Though he doesn't have traditional super powers like most of his friends, Batman's got a lot going for him. He's a handsome, rich, athletic white guy with virtually endless resources at his disposal. And yet, every so often, people come along who feel as if that's not enough to make Batman a real superhero.
Image: Warner Bros.
Batman has been temporarily imbued with all manner of superpowers for various stories over the years, but the character's always been defined by his ability to go toe to toe with heavy-hitting super people, despite his lack of natural super abilities. But that didn't stop this week's issue of Suicide Squad from wandering a little off the beaten track and once again suggesting that Batman might, just might be a meta human.
Suicide Squad #22 opens with Amanda Waller running away from a shadowy holding facility somewhere in Alaska's Denali National Park. Barefoot and terrified, Waller races through the forest in search of help until she find a highway and flags down a passing family in their car. The family stops to pick Waller up and give her a ride, and when they ask her what she's doing in the woods in the middle of the night, she explains to them that she's escaped from her kidnapper's clutches and that she needs to go to the nearby Fort Wainwright army base.
As she sits in the back seat, shaken and afraid, Waller recalls a conversation she had with her captor -- the Russian Direktor Karla, who's been secretly tracking the Waller's Task Force X from afar in preparation to take them down. Though he's taken her against his will, Karla says to Waller that, from his perspective, they both want the same thing: to protect humanity from whatever threats metahumans might bring.
Though we first saw her desperately trying to get away from Karla, when Waller is eventually reunited with the Suicide Squad, she informs them that they have a new mission which echoes Karla's feelings. The Squad is told that they all need to be prepared for the neutralization of two of the Justice League's metahuman members: Killer Frost and Batman.
The line comes quickly and goes unremarked upon, but it didn't take long for DC fans to understandably assume that this might be the beginning of a new canon for Batman that introduces him to actual superpowers.
But according to All Star Batman writer Scott Snyder, Waller's calling Batman a metahuman is incorrect. While his overall "awesomeness" might make him seem like a metahuman, Snyder reasoned, Bruce Wayne is still very much a baseline human who merely does a lot of CrossFit in his basement and dresses up like a bat.
Not to speak for Suicide Squad, but Batman is not meta. He gets powers for stories (like Darkseid War), but he's never been meta in nature https://t.co/ShLiLnSbRQ
— Scott Snyder (@Ssnyder1835) July 28, 2017
As cool as Batman is, there's always something a little bothersome about people who argue that he's just an everyday human who works very, very hard to do the things he's able to do. His powers of deduction disappearing the moment people look away definitely seem like powers from time to time, and it stands to reason that Waller might honestly think that he's able to do all of those things because of a meta-gene. She knows that Batman is Bruce Wayne, but she doesn't necessarily know everything about Bruce's biology.

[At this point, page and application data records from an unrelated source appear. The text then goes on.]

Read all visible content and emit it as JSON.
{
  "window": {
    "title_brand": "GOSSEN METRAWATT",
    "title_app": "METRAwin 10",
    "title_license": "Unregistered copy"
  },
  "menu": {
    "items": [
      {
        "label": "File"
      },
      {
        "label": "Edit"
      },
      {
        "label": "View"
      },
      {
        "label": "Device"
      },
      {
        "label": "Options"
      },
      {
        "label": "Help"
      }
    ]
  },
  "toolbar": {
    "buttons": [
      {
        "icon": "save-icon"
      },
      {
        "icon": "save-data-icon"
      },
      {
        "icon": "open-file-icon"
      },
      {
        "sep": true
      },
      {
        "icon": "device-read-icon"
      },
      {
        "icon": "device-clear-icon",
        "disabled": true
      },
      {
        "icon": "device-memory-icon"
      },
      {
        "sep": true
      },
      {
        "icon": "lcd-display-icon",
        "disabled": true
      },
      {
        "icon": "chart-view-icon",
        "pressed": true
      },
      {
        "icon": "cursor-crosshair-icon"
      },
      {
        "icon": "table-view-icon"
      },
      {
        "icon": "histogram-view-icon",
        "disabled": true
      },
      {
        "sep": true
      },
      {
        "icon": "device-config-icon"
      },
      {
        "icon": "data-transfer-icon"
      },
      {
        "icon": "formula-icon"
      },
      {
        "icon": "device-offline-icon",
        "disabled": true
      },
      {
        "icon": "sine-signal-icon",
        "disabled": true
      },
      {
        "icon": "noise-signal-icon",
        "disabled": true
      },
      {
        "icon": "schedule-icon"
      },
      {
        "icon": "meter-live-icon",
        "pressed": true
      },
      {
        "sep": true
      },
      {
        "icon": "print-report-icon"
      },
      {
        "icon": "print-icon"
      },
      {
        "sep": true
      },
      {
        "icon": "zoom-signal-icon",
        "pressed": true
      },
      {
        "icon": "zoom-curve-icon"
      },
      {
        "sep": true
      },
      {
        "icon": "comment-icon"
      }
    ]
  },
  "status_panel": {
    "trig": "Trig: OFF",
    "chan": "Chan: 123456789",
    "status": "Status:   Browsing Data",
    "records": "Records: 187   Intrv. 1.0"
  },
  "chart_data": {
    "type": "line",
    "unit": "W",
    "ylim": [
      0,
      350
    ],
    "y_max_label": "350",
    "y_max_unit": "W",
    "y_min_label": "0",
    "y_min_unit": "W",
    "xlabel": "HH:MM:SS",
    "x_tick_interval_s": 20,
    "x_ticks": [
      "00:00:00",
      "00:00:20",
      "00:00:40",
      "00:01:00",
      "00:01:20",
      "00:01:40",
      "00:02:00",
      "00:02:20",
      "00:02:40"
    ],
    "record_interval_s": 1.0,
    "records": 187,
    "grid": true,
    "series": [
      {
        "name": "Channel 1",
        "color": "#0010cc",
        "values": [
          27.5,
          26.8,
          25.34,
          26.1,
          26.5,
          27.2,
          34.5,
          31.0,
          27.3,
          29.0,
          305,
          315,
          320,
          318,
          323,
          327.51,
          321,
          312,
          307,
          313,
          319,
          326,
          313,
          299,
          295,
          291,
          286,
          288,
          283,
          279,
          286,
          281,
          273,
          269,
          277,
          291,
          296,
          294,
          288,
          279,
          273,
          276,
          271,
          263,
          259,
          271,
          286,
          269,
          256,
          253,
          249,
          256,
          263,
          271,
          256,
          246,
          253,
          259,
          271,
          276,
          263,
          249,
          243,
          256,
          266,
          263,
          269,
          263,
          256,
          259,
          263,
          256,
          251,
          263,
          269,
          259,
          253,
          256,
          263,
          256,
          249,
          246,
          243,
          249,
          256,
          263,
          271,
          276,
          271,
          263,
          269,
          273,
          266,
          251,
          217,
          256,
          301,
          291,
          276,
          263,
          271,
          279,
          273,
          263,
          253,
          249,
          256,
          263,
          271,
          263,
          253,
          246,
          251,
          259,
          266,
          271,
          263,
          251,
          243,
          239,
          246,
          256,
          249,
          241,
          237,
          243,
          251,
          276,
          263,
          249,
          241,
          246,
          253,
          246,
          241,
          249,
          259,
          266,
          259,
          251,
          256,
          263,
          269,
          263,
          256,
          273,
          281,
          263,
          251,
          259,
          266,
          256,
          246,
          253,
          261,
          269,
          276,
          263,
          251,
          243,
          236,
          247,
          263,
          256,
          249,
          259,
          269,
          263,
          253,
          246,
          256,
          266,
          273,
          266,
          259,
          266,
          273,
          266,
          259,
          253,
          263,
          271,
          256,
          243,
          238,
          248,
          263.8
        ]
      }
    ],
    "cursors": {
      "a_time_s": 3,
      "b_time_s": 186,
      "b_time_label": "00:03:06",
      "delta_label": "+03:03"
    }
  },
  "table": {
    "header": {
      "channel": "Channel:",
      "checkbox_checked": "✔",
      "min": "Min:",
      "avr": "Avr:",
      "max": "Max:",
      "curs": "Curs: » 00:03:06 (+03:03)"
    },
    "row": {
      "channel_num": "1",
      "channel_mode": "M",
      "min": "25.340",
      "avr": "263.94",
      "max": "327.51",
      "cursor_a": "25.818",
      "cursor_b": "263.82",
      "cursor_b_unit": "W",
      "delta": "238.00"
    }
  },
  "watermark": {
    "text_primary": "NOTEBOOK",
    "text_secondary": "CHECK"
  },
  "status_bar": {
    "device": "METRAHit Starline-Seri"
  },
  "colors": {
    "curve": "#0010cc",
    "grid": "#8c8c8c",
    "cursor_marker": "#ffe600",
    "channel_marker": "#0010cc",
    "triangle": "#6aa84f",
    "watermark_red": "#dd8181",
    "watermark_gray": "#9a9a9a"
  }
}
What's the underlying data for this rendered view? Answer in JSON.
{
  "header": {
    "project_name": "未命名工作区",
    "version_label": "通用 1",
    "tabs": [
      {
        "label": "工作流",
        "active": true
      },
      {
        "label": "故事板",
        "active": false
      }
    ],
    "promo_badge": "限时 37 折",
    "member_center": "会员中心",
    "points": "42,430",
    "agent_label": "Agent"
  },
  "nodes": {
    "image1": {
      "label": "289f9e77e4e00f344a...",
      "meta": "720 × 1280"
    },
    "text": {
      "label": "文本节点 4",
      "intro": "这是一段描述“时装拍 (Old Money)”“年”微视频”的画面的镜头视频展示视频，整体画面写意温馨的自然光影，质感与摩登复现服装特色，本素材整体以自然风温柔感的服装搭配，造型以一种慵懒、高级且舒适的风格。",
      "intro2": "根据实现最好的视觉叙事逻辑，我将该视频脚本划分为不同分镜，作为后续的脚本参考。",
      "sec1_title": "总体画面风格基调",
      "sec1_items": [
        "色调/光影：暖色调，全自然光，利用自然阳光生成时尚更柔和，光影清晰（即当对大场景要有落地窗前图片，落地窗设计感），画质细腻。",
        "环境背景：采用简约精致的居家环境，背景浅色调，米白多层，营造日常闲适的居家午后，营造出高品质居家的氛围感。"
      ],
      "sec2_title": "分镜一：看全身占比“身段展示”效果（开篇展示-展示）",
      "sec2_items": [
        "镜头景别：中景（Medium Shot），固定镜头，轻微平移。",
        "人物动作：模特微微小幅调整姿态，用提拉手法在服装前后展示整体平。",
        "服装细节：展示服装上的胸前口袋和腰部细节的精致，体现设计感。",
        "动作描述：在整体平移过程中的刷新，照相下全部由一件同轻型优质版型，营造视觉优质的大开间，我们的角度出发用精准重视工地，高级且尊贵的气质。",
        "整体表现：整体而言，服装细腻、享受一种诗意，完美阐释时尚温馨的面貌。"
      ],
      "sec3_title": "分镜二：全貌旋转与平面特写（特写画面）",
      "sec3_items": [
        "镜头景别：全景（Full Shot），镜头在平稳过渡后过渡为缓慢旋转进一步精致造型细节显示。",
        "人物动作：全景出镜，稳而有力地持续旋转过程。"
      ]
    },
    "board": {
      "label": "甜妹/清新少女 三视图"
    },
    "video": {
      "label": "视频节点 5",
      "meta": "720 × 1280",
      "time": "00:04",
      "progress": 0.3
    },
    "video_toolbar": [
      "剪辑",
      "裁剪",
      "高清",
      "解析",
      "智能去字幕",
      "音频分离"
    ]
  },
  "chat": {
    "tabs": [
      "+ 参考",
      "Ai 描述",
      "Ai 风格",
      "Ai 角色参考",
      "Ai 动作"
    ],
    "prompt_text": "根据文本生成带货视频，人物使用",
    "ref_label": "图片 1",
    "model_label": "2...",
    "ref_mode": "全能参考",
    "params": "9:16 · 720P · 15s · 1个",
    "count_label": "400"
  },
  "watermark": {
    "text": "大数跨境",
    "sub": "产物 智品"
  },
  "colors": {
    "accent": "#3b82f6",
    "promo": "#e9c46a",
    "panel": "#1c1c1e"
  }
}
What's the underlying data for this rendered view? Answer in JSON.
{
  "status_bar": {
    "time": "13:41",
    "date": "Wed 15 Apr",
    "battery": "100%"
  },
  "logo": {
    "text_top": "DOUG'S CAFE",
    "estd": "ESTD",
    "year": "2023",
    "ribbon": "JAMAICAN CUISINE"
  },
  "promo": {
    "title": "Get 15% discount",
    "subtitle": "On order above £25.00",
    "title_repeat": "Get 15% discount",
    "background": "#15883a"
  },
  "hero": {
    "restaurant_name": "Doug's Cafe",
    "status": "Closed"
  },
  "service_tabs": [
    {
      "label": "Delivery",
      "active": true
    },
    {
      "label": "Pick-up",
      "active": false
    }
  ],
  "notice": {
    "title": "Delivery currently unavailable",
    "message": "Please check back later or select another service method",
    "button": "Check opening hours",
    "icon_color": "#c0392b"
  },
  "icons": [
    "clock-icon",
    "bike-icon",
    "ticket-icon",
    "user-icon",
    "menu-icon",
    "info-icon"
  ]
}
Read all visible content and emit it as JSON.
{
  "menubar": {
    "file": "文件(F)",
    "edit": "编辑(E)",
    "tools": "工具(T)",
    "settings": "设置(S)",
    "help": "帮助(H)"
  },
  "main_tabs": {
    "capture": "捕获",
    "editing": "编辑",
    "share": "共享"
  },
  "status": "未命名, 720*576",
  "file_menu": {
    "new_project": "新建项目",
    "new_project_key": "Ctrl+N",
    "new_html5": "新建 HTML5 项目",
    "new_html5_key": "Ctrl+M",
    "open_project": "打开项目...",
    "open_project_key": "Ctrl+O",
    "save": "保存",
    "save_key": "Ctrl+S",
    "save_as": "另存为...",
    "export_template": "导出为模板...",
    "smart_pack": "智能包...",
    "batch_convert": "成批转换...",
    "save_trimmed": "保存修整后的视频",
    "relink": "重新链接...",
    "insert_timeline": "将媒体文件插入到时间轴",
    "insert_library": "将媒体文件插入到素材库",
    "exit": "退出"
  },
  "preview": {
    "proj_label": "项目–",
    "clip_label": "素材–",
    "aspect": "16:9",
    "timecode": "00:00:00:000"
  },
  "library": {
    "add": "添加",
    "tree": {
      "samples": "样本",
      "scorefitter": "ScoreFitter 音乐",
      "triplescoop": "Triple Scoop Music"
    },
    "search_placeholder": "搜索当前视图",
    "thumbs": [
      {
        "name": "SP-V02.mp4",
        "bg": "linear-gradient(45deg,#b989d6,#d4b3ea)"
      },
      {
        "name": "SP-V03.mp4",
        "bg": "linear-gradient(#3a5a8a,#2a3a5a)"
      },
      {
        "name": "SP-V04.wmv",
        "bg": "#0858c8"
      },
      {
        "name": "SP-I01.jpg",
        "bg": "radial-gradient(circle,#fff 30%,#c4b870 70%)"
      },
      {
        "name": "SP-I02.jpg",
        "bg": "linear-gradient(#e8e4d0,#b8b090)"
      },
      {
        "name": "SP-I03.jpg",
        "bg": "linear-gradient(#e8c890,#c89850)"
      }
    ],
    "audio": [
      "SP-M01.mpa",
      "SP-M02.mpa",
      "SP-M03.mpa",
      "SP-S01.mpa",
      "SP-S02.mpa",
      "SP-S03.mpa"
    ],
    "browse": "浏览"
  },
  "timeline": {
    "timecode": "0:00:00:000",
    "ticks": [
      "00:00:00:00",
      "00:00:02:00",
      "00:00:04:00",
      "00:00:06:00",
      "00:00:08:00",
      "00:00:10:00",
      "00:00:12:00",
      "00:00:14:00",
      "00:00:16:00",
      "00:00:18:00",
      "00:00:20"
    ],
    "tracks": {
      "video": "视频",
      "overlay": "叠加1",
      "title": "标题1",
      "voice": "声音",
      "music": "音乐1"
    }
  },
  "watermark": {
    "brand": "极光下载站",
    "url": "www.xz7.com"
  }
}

Regardless of what Waller does or doesn't know, we can say with confidence that, for the time being, Batman is still a regular flatscan.